With focus on Ireland, it’s easy to forget about the previous European debt crisis – Greece. Back in the spring, the European members committed to bailing out Greece if it made austerity measures – very accurate ones. The next payment is due at the end of November.

It’s already known that the deficit of the Greek government is far bigger than desired – 15.4% of GDP in fiscal 2009. This is an official figure from Eurostat. Greece also falls short in tax collection.

So Austria, a rich country in the Euro-zone, is the first country to say No to Greece. If other countries join, Greece could go bankrupt. Maybe Germany will agree to pay instead of Austria… probably not.

Another option is to modify the conditions, make a new plan, and hope that Greece will make it this time. Yet again, passing the hot potato instead of cooling it down.

Finland Says No To Ireland

Returning to Ireland, the EU wants it to accept a bailout package quickly. Well, not everybody. Finland, also a rich country, strongly opposes this bailout. Finland is approaching an election, and the public is already upset with Finnish support to Iceland, Latvia and Greece, yet again.

Also the Germans, who carry the biggest burden, are becoming upset with all these bailouts. Angela Merkel faces stronger opposition for more bailout moves that German taxpayers pay.

While the ZEW Economic Sentiment improved in Germany and became positive again, many other Euro-zone members are deeply troubled. When the EU, led by Germany deals with Ireland and Greece, the real fear is about Italy and Spain. They want to stop the domino effect.

EUR/USD is still in the same 1.3530 to 1.3640 range. After rising on the long awaited QE2 program in the US, it fell about 700 pips, mostly on the contagious debt issues.

Levels above are 1.37, 1.3830 and 1.3950. Below, 1.3430, 1.3334 and 1.3267 will cushion a fall. More technical levels and analysis can be found in the EUR/USD outlook.

What do you think? Are we in the middle of a domino effect that will crush the Euro? Or can this be stopped?

Want to see what other traders are doing in real accounts? Check out Currensee. It’s free..

Get the 5 most predictable currency pairs

About Author

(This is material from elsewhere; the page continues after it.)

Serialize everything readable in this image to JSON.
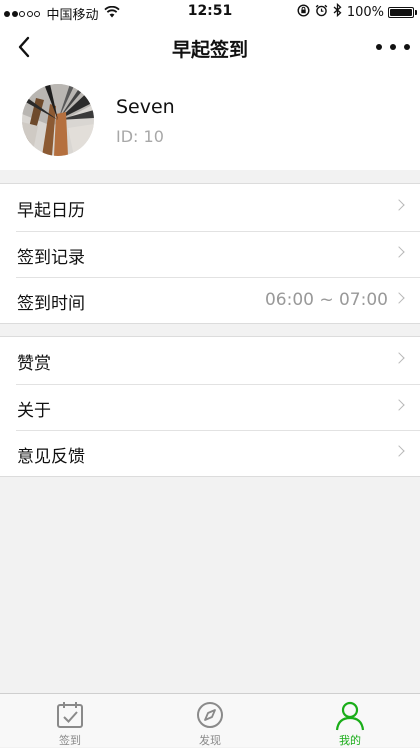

Yohay Elam – Founder, Writer and Editor I have been into forex trading for over 5 years, and I share the experience that I have and the knowledge that I’ve accumulated. After taking a short course about forex. Like many forex traders, I’ve earned the significant share of my knowledge the hard way. Macroeconomics, the impact of news on the ever-moving currency markets and trading psychology have always fascinated me. Before founding Forex Crunch, I’ve worked as a programmer in various hi-tech companies. I have a B. Sc. in Computer Science from Ben Gurion University. Given this background, forex software has a relatively bigger share in the posts.


  1. Currency Wars phase 3..

    Economic resurgence in the developed economies requires devaluation of their currencies.??
    A race to the bottom?

    Heres the play..

    1. EZ crisis in Greece..E$ drops to 1.20
    2. USA fights back.. QE2 E$ up to 1.40
    3. EZ crisis in Ireland.. E$ 1.34 and falling.. target parity..

    eat your heart out Geithner..keep printing..LoL

  2. Pingback: EUR/USD Outlook – November 22-26 | Forex Crunch

  3. Pingback: Spain Too Big To Bail? | Forex Crunch

  4. Pingback: EUR/USD 2011 Forecast | Forex Crunch